- Seay, Albert E. (September–October 1948). "Modern Composers and the Wind Ensemble". Music Educators Journal. MENC. 35 (1): 27–28. doi:10.2307/3386973. JSTOR 3386973.
- "Clarinet Quartet Project". Clarinet Institute. Archived from the original on 3 July 2008. Retrieved 21 July 2009.
- Clarinette en la♭. clarinettes.net
- Lawson, pp. 47–49.
- Clarinette en Ut. clarinettes.net
- Pino, p. 218
- Rice, Albert R. (2003) The Clarinet in the Classical Period. Oxford: Oxford University Press.
- Pino, p. 219
- THE RISE AND FALL OF THE BASS CLARINET IN A Archived 28 February 2013 at the Wayback Machine
- Green, Grant D. (2005). "Octocontrabass & Octocontralto Clarinets". Retrieved 21 July 2009.
- Lawson, Colin, ed. (1995). The Cambridge Companion to the Clarinet. Cambridge University Press. ISBN 978-0-521-47668-3.
- Pino D. (1998). The Clarinet and Clarinet Playing. Dover Publications. ISBN 978-0-486-40270-3.
- Rendall, F. Geoffrey (1971). The Clarinet: Some Notes upon Its History and Construction (3rd ed.). New York, NY: W. W. Norton & Company Inc. ISBN 978-0393021646.
- Nicholas Bessaraboff, Ancient European Musical Instruments. Boston: Harvard University Press, 1941.
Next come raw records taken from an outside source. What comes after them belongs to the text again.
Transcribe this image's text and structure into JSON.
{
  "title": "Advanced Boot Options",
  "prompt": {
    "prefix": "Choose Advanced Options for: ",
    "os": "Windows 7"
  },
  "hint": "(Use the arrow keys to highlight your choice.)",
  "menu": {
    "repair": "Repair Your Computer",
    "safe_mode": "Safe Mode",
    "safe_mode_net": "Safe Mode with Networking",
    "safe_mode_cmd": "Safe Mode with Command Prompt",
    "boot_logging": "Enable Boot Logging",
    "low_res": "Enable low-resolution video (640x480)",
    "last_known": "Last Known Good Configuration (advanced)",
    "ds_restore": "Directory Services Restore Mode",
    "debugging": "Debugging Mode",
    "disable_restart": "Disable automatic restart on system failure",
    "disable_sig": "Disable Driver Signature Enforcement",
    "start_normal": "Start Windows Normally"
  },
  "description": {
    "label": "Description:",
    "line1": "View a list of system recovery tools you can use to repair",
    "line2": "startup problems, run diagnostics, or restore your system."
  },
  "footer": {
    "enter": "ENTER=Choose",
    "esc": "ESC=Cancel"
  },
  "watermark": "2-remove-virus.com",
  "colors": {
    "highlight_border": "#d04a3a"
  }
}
- Jack Brymer, Clarinet. (Yehudi Menuhin Music Guides) Hardback and paperback, 296 pages, Kahn & Averill. ISBN 1-871082-12-9.
- F. Geoffrey Rendall, The Clarinet. Second Revised Edition. London: Ernest Benn Limited, 1957.
- Cyrille Rose, Artistic Studies, Book 1. ed. David Hite. San Antonio: Southern Music, 1986.
- Nicholas Shackleton, "Clarinet", Grove Music Online, ed. L. Macy (accessed 21 February 2006), grovemusic.com (subscription access).
- Jennifer Ross, "Clarinet", "Ohio: Hardcover Printing Press, 1988.
- Fabrizio Meloni, Il Clarinetto, ill., 299 pages, Zecchini Editore, zecchini.com Italy, 2002, ISBN 88-87203-03-2.
- Bărbuceanu Valeriu, "Dictionary of musical instruments", Second Revised Edition, Teora Press, Bucharest, 1999.
- "Fundamentals of Musical Acoustics" by Arthur H. Benade, Dover Publishing.
- SELMER Paris : the clarinet family
|Wikimedia Commons has media related to Clarinet.|
|Look up clarinet in Wiktionary, the free dictionary.|
|Wikiversity has learning resources about Clarinet|
|Wikibooks has a book on the topic of: Clarinet|
|Wikisource has the text of the 1911 Encyclopædia Britannica article clarinet.|